[Exercise directions]:
In the entries below, find every line holding the string "headline" and collect it.

(Records excerpted from a collection)

########################################

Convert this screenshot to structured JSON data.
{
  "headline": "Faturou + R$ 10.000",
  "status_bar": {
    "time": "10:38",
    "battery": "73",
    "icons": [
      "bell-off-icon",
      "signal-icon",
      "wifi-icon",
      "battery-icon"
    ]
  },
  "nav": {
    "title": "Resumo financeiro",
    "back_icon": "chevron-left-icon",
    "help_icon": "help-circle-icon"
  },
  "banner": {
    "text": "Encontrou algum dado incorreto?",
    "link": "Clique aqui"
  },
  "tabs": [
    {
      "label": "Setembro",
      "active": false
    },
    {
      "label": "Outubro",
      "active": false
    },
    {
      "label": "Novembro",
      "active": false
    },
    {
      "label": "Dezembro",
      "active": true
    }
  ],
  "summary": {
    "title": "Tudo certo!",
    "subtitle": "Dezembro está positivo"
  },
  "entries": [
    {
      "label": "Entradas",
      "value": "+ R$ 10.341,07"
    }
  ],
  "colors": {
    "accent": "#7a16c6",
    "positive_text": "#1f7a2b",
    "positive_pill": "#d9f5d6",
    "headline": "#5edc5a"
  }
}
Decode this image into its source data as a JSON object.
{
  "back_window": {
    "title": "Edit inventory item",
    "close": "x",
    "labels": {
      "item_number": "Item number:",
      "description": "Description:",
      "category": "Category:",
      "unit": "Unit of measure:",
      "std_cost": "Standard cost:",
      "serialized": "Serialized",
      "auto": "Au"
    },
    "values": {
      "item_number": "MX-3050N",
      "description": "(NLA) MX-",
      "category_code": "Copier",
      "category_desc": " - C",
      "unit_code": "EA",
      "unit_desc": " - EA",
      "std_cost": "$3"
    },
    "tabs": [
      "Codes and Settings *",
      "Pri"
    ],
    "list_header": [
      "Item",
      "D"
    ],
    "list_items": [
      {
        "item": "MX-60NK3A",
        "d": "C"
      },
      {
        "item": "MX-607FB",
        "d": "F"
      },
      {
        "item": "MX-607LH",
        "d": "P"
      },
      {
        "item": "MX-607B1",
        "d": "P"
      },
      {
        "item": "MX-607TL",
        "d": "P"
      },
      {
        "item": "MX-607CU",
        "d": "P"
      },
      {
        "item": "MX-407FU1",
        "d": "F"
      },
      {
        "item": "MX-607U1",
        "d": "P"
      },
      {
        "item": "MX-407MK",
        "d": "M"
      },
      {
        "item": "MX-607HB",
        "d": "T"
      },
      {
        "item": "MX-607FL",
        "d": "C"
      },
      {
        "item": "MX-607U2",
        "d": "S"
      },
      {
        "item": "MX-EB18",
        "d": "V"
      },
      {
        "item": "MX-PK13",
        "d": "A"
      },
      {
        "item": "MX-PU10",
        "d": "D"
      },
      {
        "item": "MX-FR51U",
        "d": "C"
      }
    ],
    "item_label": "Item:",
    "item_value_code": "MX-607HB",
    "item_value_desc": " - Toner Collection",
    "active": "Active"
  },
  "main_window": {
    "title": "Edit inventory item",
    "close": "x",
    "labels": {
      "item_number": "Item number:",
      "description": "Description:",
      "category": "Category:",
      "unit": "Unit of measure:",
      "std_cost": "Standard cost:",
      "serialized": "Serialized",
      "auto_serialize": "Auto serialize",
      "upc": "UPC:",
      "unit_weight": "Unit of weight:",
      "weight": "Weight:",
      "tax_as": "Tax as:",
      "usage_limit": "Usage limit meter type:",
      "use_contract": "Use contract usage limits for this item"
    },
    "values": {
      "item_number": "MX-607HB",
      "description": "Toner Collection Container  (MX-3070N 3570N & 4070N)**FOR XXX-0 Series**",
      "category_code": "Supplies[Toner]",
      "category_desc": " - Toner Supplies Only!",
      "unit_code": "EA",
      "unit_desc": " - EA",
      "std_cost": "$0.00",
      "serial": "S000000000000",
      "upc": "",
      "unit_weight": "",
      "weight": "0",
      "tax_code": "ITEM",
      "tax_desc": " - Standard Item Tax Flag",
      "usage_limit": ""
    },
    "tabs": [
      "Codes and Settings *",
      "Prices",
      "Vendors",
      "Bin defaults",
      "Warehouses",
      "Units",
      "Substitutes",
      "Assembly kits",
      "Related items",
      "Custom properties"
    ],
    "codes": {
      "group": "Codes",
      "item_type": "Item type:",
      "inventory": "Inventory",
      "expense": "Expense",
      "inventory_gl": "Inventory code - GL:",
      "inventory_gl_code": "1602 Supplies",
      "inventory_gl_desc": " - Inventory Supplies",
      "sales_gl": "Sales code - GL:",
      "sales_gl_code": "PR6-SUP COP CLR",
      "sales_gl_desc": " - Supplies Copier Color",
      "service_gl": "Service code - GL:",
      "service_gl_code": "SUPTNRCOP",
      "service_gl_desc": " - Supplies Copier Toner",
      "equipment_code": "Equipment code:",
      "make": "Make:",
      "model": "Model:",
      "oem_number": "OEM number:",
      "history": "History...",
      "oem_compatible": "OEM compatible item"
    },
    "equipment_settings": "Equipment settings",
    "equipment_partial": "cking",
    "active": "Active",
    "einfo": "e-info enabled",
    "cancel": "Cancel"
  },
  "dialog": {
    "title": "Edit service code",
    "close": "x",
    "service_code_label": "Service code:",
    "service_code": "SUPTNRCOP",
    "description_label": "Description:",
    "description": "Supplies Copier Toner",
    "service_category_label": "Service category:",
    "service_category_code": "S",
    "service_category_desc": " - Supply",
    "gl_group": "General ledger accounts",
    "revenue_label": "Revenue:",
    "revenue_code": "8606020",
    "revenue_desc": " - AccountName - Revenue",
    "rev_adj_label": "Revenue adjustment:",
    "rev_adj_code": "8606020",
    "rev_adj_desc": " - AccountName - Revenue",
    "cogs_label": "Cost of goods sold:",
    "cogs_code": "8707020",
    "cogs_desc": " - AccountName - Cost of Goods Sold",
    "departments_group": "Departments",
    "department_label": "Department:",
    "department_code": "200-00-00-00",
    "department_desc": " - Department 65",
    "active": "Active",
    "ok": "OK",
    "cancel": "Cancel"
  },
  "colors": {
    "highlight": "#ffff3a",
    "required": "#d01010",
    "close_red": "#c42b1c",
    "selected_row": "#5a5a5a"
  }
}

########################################

[Answer box]:
  "headline": "Faturou + R$ 10.000",
    "headline": "#5edc5a"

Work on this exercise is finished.